Woman conceives twins 28 days apart after getting pregnant twice in one month
The incredibly rare phenomenon is known as superfetation.
A mum was overjoyed to discover she was pregnant while she was already expecting, after conceiving her twins 28 days apart.
Sophie Small, 30, a swimming instructor from Leominster, Herefordshire welcomed Holly and Darcy, now two, on the same day despite them being conceived one month apart due to an incredibly rare phenomenon known as superfetation, where a new pregnancy occurs after the first one.
Sophie and her husband Jonathan, 34, an accountant who already have a son named Oscar, six, were trying for another baby when they conceived Holly after a party in December 2019.
Although Sophie had an inkling that she was already pregnant, the couple decided to keep trying just in case and conceived Darcy a month later.
The then mum-of-one was thrilled when she took a pregnancy test a month later and discovered it was positive, but, having suffered from extreme morning sickness, Sophie decided to go for a seven-week scan to check on the health of the baby.
The scan revealed that she was pregnant with twins but the two babies were different sizes and doctors were confused as to why.
Discovering the truth
The couple only discovered the twins weren't conceived at the same time after their birth in August 2020 when Darcy was born weighing 4lbs 2oz and her sister followed two minutes later weighing 6lbs 1oz.
Though she suspected she may be pregnant after she started suffering from headaches, Sophie says her and her husband carried on trying in case she was mistaken about her symptoms.
"After I conceived Darcy, the sickness was horrific," she explains. "I was hospitalised eight times in seven weeks and spent 120 hours on a drip.
"I was carrying two babies who were growing at different stages but at the time we didn't know that," she continues.
"They couldn't work out why I was so sick."
Watch: Married couple who beat one in 200 million odds by welcoming identical triplets have brought daughters home
At her initial scan Sophie said she was told there was something different about the pregnancy.
"I was expecting twins but one was bigger than the other," she explains. "They could tell something wasn't right.

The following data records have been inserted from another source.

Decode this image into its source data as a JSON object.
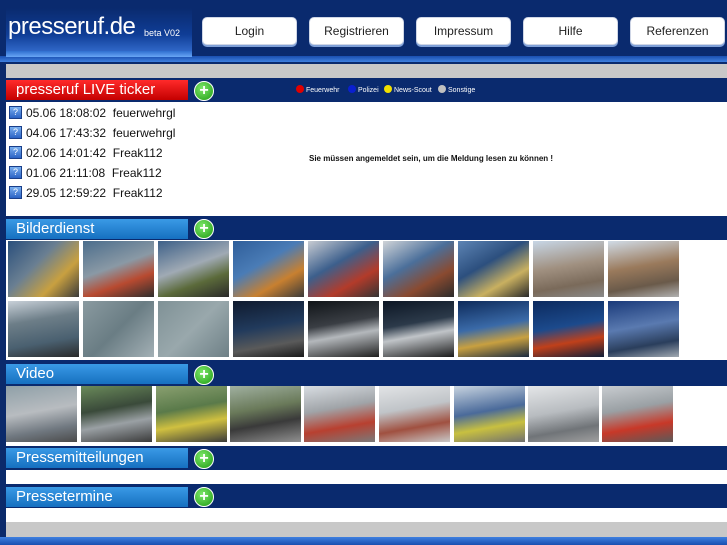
{
  "header": {
    "logo": "presseruf.de",
    "version": "beta V02",
    "nav": [
      {
        "label": "Login"
      },
      {
        "label": "Registrieren"
      },
      {
        "label": "Impressum"
      },
      {
        "label": "Hilfe"
      },
      {
        "label": "Referenzen"
      }
    ]
  },
  "ticker": {
    "title": "presseruf LIVE ticker",
    "legend": [
      {
        "label": "Feuerwehr",
        "color": "#e00000"
      },
      {
        "label": "Polizei",
        "color": "#0a1fd0"
      },
      {
        "label": "News-Scout",
        "color": "#f2e000"
      },
      {
        "label": "Sonstige",
        "color": "#c0c0c0"
      }
    ],
    "items": [
      {
        "date": "05.06 18:08:02",
        "user": "feuerwehrgl"
      },
      {
        "date": "04.06 17:43:32",
        "user": "feuerwehrgl"
      },
      {
        "date": "02.06 14:01:42",
        "user": "Freak112"
      },
      {
        "date": "01.06 21:11:08",
        "user": "Freak112"
      },
      {
        "date": "29.05 12:59:22",
        "user": "Freak112"
      }
    ],
    "message": "Sie müssen angemeldet sein, um die Meldung lesen zu können !"
  },
  "sections": {
    "bilder": {
      "title": "Bilderdienst"
    },
    "video": {
      "title": "Video"
    },
    "presse": {
      "title": "Pressemitteilungen"
    },
    "termine": {
      "title": "Pressetermine"
    }
  },
  "colors": {
    "header_bg": "#0a2a6e",
    "ticker_red": "#e00000",
    "section_blue": "#1670c0",
    "plus_green": "#1d9a12"
  },
  "icons": {
    "plus": "plus-icon",
    "info": "question-icon"
  }
}
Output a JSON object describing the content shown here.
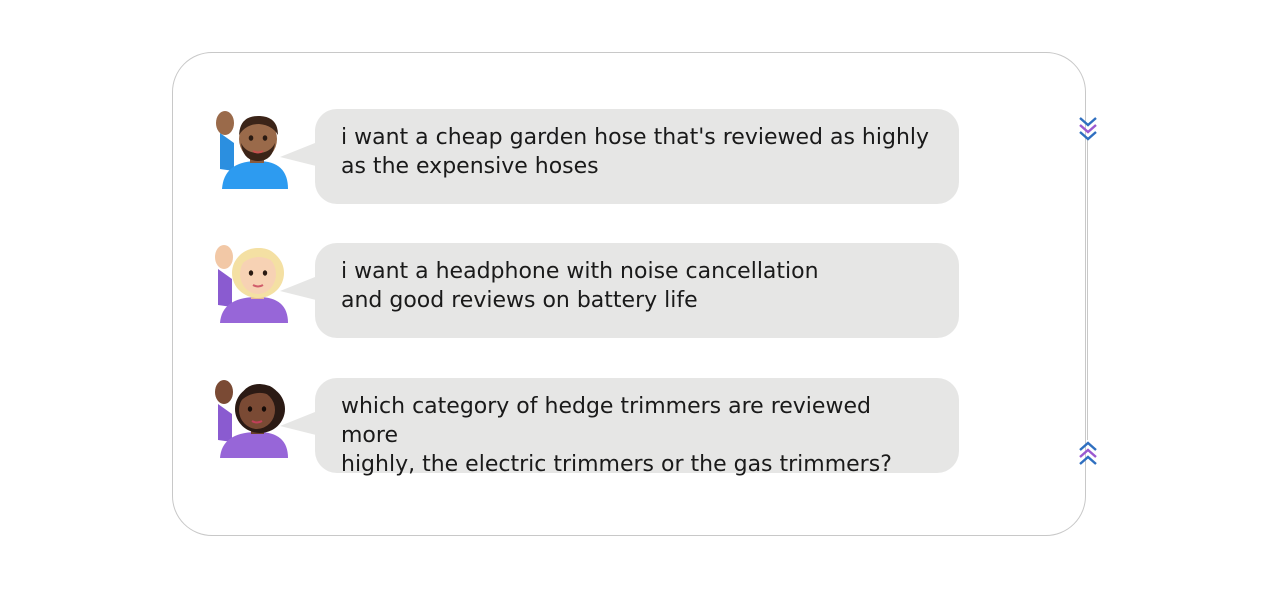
{
  "messages": [
    {
      "text": "i want a cheap garden hose that's reviewed as highly\nas the expensive hoses",
      "avatar": "man-raising-hand-icon"
    },
    {
      "text": "i want a headphone with noise cancellation\nand good reviews on battery life",
      "avatar": "woman-raising-hand-icon"
    },
    {
      "text": "which category of hedge trimmers are reviewed more\nhighly, the electric trimmers or the gas trimmers?",
      "avatar": "woman-raising-hand-icon"
    }
  ],
  "colors": {
    "bubble": "#e6e6e5",
    "card_border": "#c8c8c8",
    "chevron_blue": "#2f6fc0",
    "chevron_purple": "#9b59d0"
  },
  "controls": {
    "scroll_down": "chevron-double-down-icon",
    "scroll_up": "chevron-double-up-icon"
  }
}
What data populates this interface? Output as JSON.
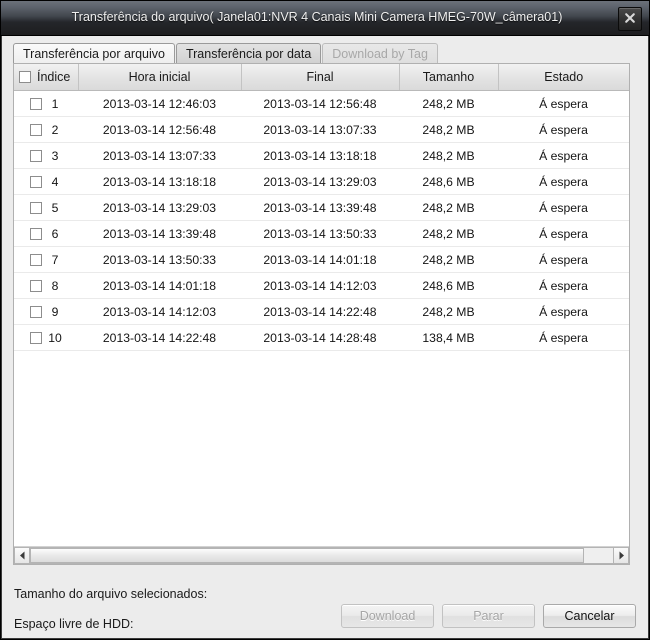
{
  "window": {
    "title": "Transferência do arquivo( Janela01:NVR 4 Canais Mini Camera HMEG-70W_câmera01)",
    "close_label": "close-icon"
  },
  "tabs": [
    {
      "label": "Transferência por arquivo",
      "state": "active"
    },
    {
      "label": "Transferência por data",
      "state": "normal"
    },
    {
      "label": "Download by Tag",
      "state": "disabled"
    }
  ],
  "table": {
    "columns": [
      "Índice",
      "Hora inicial",
      "Final",
      "Tamanho",
      "Estado"
    ],
    "rows": [
      {
        "index": "1",
        "start": "2013-03-14 12:46:03",
        "end": "2013-03-14 12:56:48",
        "size": "248,2 MB",
        "state": "Á espera"
      },
      {
        "index": "2",
        "start": "2013-03-14 12:56:48",
        "end": "2013-03-14 13:07:33",
        "size": "248,2 MB",
        "state": "Á espera"
      },
      {
        "index": "3",
        "start": "2013-03-14 13:07:33",
        "end": "2013-03-14 13:18:18",
        "size": "248,2 MB",
        "state": "Á espera"
      },
      {
        "index": "4",
        "start": "2013-03-14 13:18:18",
        "end": "2013-03-14 13:29:03",
        "size": "248,6 MB",
        "state": "Á espera"
      },
      {
        "index": "5",
        "start": "2013-03-14 13:29:03",
        "end": "2013-03-14 13:39:48",
        "size": "248,2 MB",
        "state": "Á espera"
      },
      {
        "index": "6",
        "start": "2013-03-14 13:39:48",
        "end": "2013-03-14 13:50:33",
        "size": "248,2 MB",
        "state": "Á espera"
      },
      {
        "index": "7",
        "start": "2013-03-14 13:50:33",
        "end": "2013-03-14 14:01:18",
        "size": "248,2 MB",
        "state": "Á espera"
      },
      {
        "index": "8",
        "start": "2013-03-14 14:01:18",
        "end": "2013-03-14 14:12:03",
        "size": "248,6 MB",
        "state": "Á espera"
      },
      {
        "index": "9",
        "start": "2013-03-14 14:12:03",
        "end": "2013-03-14 14:22:48",
        "size": "248,2 MB",
        "state": "Á espera"
      },
      {
        "index": "10",
        "start": "2013-03-14 14:22:48",
        "end": "2013-03-14 14:28:48",
        "size": "138,4 MB",
        "state": "Á espera"
      }
    ]
  },
  "footer": {
    "selected_size_label": "Tamanho do arquivo selecionados:",
    "hdd_free_label": "Espaço livre de HDD:",
    "buttons": [
      {
        "label": "Download",
        "state": "disabled"
      },
      {
        "label": "Parar",
        "state": "disabled"
      },
      {
        "label": "Cancelar",
        "state": "enabled"
      }
    ]
  }
}
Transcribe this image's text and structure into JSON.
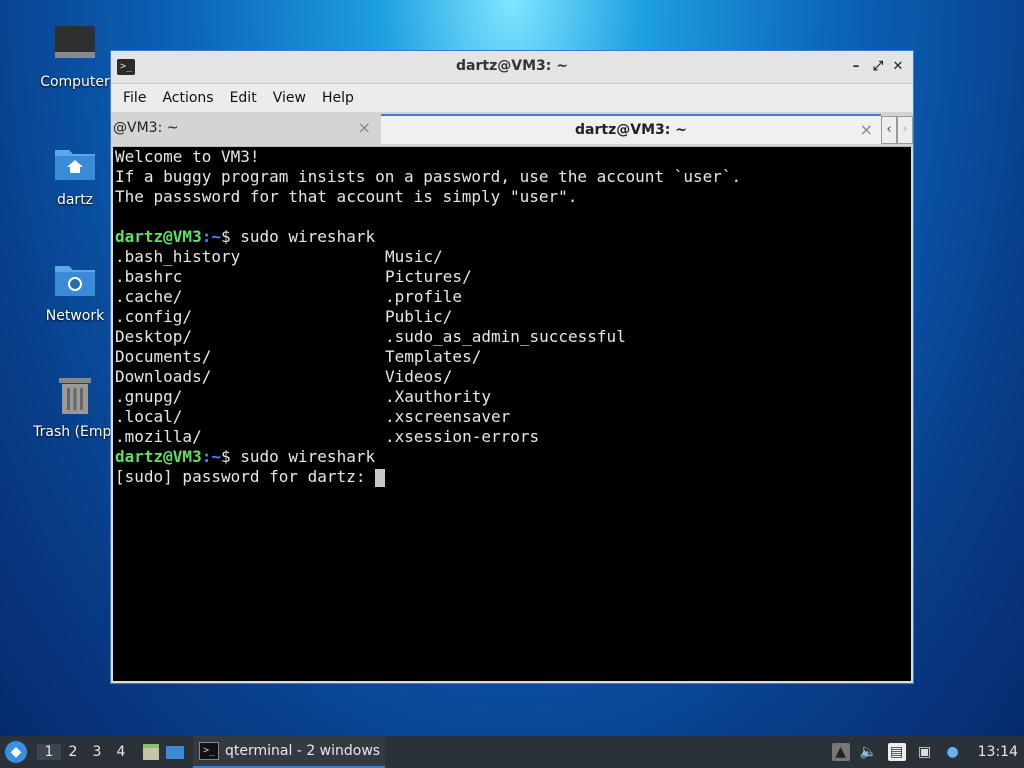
{
  "desktop": {
    "icons": [
      {
        "label": "Computer"
      },
      {
        "label": "dartz"
      },
      {
        "label": "Network"
      },
      {
        "label": "Trash (Empt"
      }
    ]
  },
  "window": {
    "title": "dartz@VM3: ~",
    "menu": [
      "File",
      "Actions",
      "Edit",
      "View",
      "Help"
    ],
    "tabs": [
      {
        "label": "@VM3: ~"
      },
      {
        "label": "dartz@VM3: ~"
      }
    ]
  },
  "terminal": {
    "welcome": [
      "Welcome to VM3!",
      "If a buggy program insists on a password, use the account `user`.",
      "The passsword for that account is simply \"user\"."
    ],
    "prompt_user": "dartz@VM3",
    "prompt_path": ":~",
    "prompt_symbol": "$ ",
    "command1": "sudo wireshark",
    "listing": [
      [
        ".bash_history",
        "Music/"
      ],
      [
        ".bashrc",
        "Pictures/"
      ],
      [
        ".cache/",
        ".profile"
      ],
      [
        ".config/",
        "Public/"
      ],
      [
        "Desktop/",
        ".sudo_as_admin_successful"
      ],
      [
        "Documents/",
        "Templates/"
      ],
      [
        "Downloads/",
        "Videos/"
      ],
      [
        ".gnupg/",
        ".Xauthority"
      ],
      [
        ".local/",
        ".xscreensaver"
      ],
      [
        ".mozilla/",
        ".xsession-errors"
      ]
    ],
    "command2": "sudo wireshark",
    "sudo_prompt": "[sudo] password for dartz: "
  },
  "taskbar": {
    "workspaces": [
      "1",
      "2",
      "3",
      "4"
    ],
    "task_label": "qterminal - 2 windows",
    "clock": "13:14"
  }
}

"They had their own sacs and placentas so they could feed when they wanted to, so they couldn't work out why one twin was bigger than the other."
After the twins were born Sophie says there was a 35% growth difference between them, which prompted doctors to realise they had been conceived four weeks apart.
"Darcy was a 32-week baby and Holly was a 36-week baby," Sophie explains. "I said it couldn't be right, I'd never heard of it. I didn't know how it happened."
Two years on
Although their daughters are twins, the couple say they couldn't be more different, with Holly still weighing 6lbs more than her sister Darcy.
Sophie says strangers in the street are often confused when they ask how many minutes are between the girls, while others don't believe her when she says they're twins.
"They don't even look like sisters," Sophie continues. "Holly has blonde hair, big beautiful blue eyes and wants to be a princess or a jockey.
"Darcy's hair is mousey brown, she's a tomboy and wants to be a train driver when she's older.
"People are surprised when I explain that Darcy is two minutes older and four weeks younger, while Holly was born two minutes after but is four weeks older," she adds.
Due to how quickly she conceived her son Oscar, Sophie suspected she was "super fertile" and believes she ovulated again when she was already pregnant with Holly.
At the 29-week scan, doctors were concerned they couldn't detect movement from the smaller twin and explained they may need to induce labour.
Using medication they managed to halt Sophie giving birth until August when Holly was born at 36 weeks and Darcy at 32 weeks.
While Holly was born with cerebral palsy, which affects the right side of her body, Darcy's stomach lining hadn't developed properly.
"I had no idea what the future would hold for them when they were born," Sophie explains.
"The first eight weeks were the hardest of my life," she explains.
Now aged two, the "extremely lively" twins are thriving.
"They're still hard work, but they're very mischievous, fun-loving little girls.
"It has been difficult but we're so happy and blessed to have them."
What is superfetation?
According to Healthline superfetation is a phenomenon that occurs when a pregnant woman releases an egg, usually a few weeks into her pregnancy, and it is fertilised and implants in the uterus. The outcome is two separate pregnancies happening at the same time
For this rare event to occur, a series of highly unusual events must defy the norm.
First, the woman’s ovaries must still release an egg even though she is already pregnant (in a normal pregnancy a woman’s body sends a message to her ovaries to stop releasing eggs).
Then, the semen must actually manage to make it past the already pregnant woman’s blocked cervix.
Finally, the newly fertilised egg, would still have to attach itself to the womb wall, even though there’s already a baby growing there.
Additional reporting Kennedy.